Prompt:
Each line below with the string "native" should be copied.

** Data under study follows **

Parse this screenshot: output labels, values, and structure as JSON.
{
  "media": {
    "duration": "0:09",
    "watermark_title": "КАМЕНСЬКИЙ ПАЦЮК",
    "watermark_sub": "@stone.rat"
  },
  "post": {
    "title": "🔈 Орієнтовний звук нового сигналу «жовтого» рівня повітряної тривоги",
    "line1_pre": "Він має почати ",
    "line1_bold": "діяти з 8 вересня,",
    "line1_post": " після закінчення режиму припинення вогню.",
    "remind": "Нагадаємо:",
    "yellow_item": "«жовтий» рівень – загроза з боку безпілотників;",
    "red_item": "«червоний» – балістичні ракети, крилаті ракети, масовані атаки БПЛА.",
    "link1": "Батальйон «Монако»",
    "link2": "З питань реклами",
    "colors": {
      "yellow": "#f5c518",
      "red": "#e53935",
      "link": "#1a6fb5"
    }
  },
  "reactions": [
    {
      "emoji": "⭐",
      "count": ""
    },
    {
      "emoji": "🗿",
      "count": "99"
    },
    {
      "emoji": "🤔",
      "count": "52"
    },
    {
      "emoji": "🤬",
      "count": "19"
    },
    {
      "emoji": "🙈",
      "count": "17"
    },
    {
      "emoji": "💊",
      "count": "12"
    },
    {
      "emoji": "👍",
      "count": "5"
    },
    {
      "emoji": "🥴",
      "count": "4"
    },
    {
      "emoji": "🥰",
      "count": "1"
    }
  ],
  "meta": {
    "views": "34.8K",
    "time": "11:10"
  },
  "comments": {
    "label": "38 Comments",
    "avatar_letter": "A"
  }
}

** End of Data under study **
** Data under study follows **

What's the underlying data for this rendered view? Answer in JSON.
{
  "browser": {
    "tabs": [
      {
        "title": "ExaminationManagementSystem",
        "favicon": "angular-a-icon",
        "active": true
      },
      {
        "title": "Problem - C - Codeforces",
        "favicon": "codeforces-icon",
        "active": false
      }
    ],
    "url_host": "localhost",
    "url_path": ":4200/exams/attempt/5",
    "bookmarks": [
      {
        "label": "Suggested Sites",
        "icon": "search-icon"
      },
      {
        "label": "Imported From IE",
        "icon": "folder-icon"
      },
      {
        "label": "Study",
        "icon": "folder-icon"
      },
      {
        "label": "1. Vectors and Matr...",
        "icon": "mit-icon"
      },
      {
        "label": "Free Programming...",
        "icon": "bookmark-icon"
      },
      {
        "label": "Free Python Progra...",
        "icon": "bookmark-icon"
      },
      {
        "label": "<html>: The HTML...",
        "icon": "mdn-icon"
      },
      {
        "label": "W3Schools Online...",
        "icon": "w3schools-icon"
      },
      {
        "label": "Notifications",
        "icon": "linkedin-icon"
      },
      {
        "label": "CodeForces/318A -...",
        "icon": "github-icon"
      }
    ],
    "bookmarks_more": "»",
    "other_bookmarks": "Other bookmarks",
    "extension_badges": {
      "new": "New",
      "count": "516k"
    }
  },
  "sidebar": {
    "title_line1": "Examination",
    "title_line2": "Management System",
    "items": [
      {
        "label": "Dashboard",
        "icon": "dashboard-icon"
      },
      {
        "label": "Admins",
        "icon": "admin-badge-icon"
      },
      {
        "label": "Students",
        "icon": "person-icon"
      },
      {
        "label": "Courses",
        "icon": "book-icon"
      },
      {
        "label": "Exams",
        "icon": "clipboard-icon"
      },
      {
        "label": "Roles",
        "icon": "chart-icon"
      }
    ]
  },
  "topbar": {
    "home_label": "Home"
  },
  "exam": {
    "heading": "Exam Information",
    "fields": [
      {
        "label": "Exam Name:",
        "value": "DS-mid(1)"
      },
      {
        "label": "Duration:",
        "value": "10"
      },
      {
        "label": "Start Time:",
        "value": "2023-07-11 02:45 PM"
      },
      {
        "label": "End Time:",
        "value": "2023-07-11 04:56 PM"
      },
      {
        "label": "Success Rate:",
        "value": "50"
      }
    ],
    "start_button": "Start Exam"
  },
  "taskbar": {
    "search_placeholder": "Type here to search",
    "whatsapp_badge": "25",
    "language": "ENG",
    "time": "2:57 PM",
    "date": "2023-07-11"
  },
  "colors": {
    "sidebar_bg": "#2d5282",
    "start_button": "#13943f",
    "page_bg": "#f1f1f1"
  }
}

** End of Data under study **
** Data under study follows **

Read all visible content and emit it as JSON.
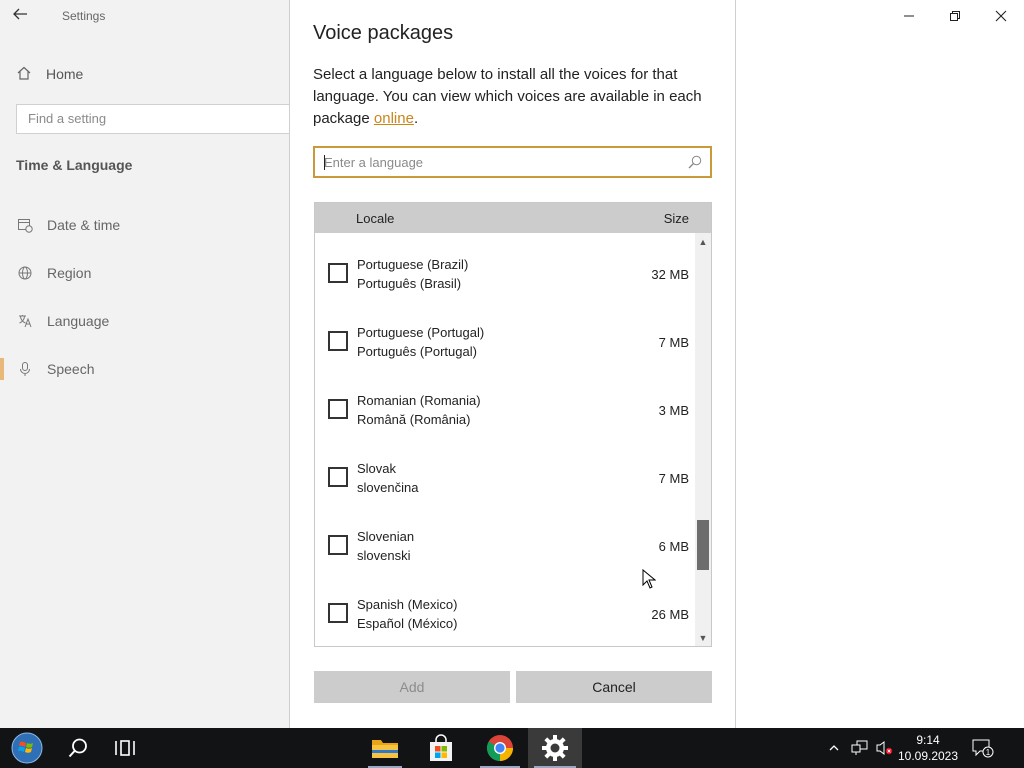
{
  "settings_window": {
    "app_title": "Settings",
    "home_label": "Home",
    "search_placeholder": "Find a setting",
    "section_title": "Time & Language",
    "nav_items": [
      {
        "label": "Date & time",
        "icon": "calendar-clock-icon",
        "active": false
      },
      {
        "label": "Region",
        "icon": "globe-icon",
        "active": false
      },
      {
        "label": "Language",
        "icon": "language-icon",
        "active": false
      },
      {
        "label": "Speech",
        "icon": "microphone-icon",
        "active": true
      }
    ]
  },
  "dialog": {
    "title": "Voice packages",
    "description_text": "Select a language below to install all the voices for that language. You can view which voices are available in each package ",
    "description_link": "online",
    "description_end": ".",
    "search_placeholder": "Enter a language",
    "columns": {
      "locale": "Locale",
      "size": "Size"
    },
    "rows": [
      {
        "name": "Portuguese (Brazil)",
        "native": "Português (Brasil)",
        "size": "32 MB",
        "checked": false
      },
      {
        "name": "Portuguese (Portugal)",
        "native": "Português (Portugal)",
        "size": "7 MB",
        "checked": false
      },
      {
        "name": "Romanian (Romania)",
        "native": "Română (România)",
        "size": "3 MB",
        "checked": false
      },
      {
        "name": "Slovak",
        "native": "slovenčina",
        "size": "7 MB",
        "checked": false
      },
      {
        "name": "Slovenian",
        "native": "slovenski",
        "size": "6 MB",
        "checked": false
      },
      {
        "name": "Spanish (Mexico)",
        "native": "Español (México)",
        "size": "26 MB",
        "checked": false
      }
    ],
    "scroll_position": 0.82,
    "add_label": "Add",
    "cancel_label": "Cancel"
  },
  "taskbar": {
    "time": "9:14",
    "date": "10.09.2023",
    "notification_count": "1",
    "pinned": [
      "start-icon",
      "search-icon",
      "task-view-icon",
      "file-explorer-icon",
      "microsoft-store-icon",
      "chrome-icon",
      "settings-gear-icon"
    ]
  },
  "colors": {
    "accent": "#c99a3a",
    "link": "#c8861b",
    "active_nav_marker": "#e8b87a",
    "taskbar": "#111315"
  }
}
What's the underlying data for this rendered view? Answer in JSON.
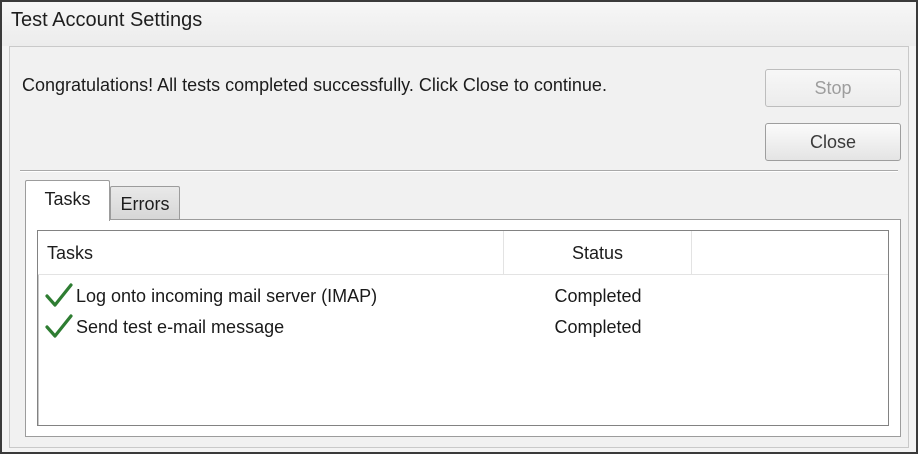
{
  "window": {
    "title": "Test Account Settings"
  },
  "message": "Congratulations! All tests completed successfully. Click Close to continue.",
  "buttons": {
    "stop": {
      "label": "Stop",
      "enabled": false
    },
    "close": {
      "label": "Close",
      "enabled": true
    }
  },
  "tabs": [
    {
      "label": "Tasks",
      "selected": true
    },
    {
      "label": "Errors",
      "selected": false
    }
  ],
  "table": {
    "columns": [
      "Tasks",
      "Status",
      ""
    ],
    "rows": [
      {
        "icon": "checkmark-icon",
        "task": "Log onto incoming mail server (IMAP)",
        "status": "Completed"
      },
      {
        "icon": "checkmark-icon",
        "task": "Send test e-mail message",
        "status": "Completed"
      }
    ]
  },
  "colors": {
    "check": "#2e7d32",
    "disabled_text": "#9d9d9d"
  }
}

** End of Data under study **

Output for this task:
        "native": "Português (Brasil)",
        "native": "Português (Portugal)",
        "native": "Română (România)",
        "native": "slovenčina",
        "native": "slovenski",
        "native": "Español (México)",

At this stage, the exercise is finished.